**EXERCISE INSTRUCTIONS:**
Repeat the full listing, word for word.
§
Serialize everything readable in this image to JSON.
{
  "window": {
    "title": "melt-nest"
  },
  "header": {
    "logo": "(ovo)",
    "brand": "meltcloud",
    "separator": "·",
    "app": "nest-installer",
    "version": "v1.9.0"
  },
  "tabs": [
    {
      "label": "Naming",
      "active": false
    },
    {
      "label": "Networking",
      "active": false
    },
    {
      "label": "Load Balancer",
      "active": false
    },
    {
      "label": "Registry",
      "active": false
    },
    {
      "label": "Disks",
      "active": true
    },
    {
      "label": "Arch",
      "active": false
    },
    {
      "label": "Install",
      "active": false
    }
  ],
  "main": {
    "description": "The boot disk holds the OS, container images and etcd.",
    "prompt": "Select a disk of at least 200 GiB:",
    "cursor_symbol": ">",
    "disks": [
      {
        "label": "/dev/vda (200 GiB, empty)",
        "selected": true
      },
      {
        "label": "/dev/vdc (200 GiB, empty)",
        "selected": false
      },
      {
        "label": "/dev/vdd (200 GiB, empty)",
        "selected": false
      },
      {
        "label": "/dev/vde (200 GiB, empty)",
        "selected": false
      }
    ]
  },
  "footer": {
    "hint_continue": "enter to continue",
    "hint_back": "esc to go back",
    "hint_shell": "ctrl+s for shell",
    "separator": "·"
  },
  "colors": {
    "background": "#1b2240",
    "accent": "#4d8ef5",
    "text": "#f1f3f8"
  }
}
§
**THE ANSWER:**
Serialize everything readable in this image to JSON.
{
  "window": {
    "title": "melt-nest"
  },
  "header": {
    "logo": "(ovo)",
    "brand": "meltcloud",
    "separator": "·",
    "app": "nest-installer",
    "version": "v1.9.0"
  },
  "tabs": [
    {
      "label": "Naming",
      "active": false
    },
    {
      "label": "Networking",
      "active": false
    },
    {
      "label": "Load Balancer",
      "active": false
    },
    {
      "label": "Registry",
      "active": false
    },
    {
      "label": "Disks",
      "active": true
    },
    {
      "label": "Arch",
      "active": false
    },
    {
      "label": "Install",
      "active": false
    }
  ],
  "main": {
    "description": "The boot disk holds the OS, container images and etcd.",
    "prompt": "Select a disk of at least 200 GiB:",
    "cursor_symbol": ">",
    "disks": [
      {
        "label": "/dev/vda (200 GiB, empty)",
        "selected": true
      },
      {
        "label": "/dev/vdc (200 GiB, empty)",
        "selected": false
      },
      {
        "label": "/dev/vdd (200 GiB, empty)",
        "selected": false
      },
      {
        "label": "/dev/vde (200 GiB, empty)",
        "selected": false
      }
    ]
  },
  "footer": {
    "hint_continue": "enter to continue",
    "hint_back": "esc to go back",
    "hint_shell": "ctrl+s for shell",
    "separator": "·"
  },
  "colors": {
    "background": "#1b2240",
    "accent": "#4d8ef5",
    "text": "#f1f3f8"
  }
}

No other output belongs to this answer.